Bonsai Tree Care
The bonsai starter trees must be adequately supplied with numerous necessary requirements and suitable care should be taken so that they can survive for a long time. The bonsai trees for novices need to have really good care. You have to consider the bonsai tree as a component of one’s loved ones. You will see the difference how this plant responds to you.
Bonsai Tree Care #1: Watering
Watering the bonsai trees may be the most significant step to make sure healthy development of a bonsai tree. You have to ensure that you just water the bonsai plant each day and based on the growing season, fix one of the most suitable times of the day you will water the plant. In addition to watering, sprinkle water on the plant body and leaves so that the pores with the leaves do not get clogged on account of external pollutants.
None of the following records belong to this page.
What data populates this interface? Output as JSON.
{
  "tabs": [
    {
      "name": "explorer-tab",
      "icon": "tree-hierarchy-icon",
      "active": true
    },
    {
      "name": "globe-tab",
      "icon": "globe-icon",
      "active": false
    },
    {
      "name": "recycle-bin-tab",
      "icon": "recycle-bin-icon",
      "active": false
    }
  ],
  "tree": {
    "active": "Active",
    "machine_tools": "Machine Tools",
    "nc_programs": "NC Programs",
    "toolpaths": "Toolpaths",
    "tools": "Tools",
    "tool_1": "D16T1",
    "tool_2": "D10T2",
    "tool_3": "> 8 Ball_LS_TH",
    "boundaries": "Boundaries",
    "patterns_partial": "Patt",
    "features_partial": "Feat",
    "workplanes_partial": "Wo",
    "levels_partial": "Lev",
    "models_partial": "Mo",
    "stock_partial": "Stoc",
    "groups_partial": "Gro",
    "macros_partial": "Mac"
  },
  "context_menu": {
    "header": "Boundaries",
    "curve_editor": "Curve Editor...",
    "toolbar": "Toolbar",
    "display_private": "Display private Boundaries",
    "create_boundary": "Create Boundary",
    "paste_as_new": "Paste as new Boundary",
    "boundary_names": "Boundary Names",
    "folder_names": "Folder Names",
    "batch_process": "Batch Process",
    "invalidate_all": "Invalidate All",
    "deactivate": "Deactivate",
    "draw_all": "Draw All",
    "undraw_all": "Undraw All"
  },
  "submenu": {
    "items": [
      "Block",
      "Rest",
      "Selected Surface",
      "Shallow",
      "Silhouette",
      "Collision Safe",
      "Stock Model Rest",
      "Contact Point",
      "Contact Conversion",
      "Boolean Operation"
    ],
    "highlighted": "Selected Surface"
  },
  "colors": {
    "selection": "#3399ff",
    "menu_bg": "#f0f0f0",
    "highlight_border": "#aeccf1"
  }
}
Don’t use water pipes
from which water flows at a swift rate else it might eliminate the upper soil with the plants.
Bonsai Tree Care #2: Soil
The soil by which bonsai trees grow should be able to quickly exchange gases as well as the initial couple of layers with the soil need to have of all of the essential nutrients essential for bonsai plant growth.
Bonsai Tree Care #3: Feeding Nutrients
The nutrients and fertilizers that you just use for the proper development of the bonsai trees need to not be any harsh artificial chemical substances. Rather, prefer all-natural fertilizers like manures which are absolutely free of unwanted effects.
Bonsai Tree Care #4: Pruning
Pruning the bonsai tree is a crucial step in maintaining its steady development. Trimming of roots and nipping of new buds are significant for the bonsai trees. Be cautious not to over prune the tree since it may stunt the growth.